What does it cover?

Pretty much everything you need to know about being a rebel, how to keep going and knowing when to stop, is included here in a pragmatic and engaging way. It covers many of the aspects involved in bringing about positive change. And, it’s not just for rebels – it includes information on how leaders can recognise the value rebels can bring in a chapter called, ‘Give this chapter to your boss’.

What are the stand outs?

There are LOADS so tricky to pick these, but here are my three stand-outs:

We need rebels

Early on in the book is a quick glimpse into a world without rebels, directly referencing George Orwell’s ‘1984’. If we follow ‘groupthink’ and an over-emphasis on bureaucracy, we have little opportunity for innovation and so change. Decision-making gets narrowed and, in the example they mention of the Space Shuttle Challenger disaster, dangers raised by rebels in the organisation can go unheard. In brief, when it’s psychologically unsafe to speak out things become unsafe for organisations. Other examples they mention support the argument that all organisations need rebels with the “courage, ideas and gritty determination to make things better.”

The recipe for a rebel

There is insight and advice about what makes up a rebel, the value they bring and what makes them tick. These are people who want to be heard for all the right reasons - they get to a point where they realise ‘I have to do something about this’ - and need support to do it.

The authors identify three common rebel tendencies, showing how they think differently from colleagues, which was a huge ‘aha’ moment for me when I think of all the rebels I know:

- They are future thinkers, imagining other alternatives and possibilities

- They tend to work ahead and are often several steps ahead of colleagues

- They are different, often have a different background or culture and so bring different ways of thinking

Just think of the value these folks can bring to organisations in helping drive change and innovation.

Rebels care

Rebels care about their organisation – often more than others. Recognition isn’t a driver for them, but problem-solving and improving the way things are done, are. They care about ideas and making a difference at work more than creating the ‘right impression’. They keep going, even if they get push-back on their ideas – which can be exhausting for colleagues or bosses so they can find themselves side-lined, not listened to or their ideas dismissed without sound evaluation. Which increases their frustration. In my experience, a quiet rebel is not good.

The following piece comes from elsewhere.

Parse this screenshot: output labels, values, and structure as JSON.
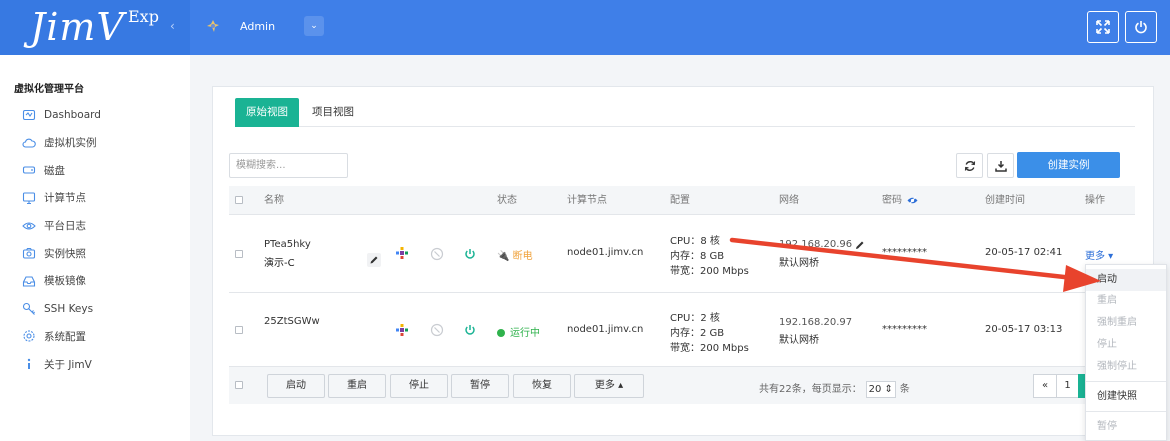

If you learn to work with rebels and harness their passion to help things improve, your organisation will be all the better for it. This means creating the right environment: making it safe for people to speak up when they know something isn’t right; feeling safe to disagree constructively and helping to develop habits that keep the organisation open to continuous change. This will help build organisations where people want to work and attract folks who think differently and strive for change that makes things better.

Finally, if you want to find out more about intrapreneurs, tugboat pilots and BBBs, then read this book. We need more rebels in organisations (and in our wider society), not fewer, to drive change. Let’s allow them to be heard, listen to them, and welcome their ideas.

If you’re a leader, project team lead or communicator who wants your organisation to better prepare for change, understand how to engage rebels and change agents inside your organisation, or you’re a rebel who needs support to ‘keep going’, I’d love to talk.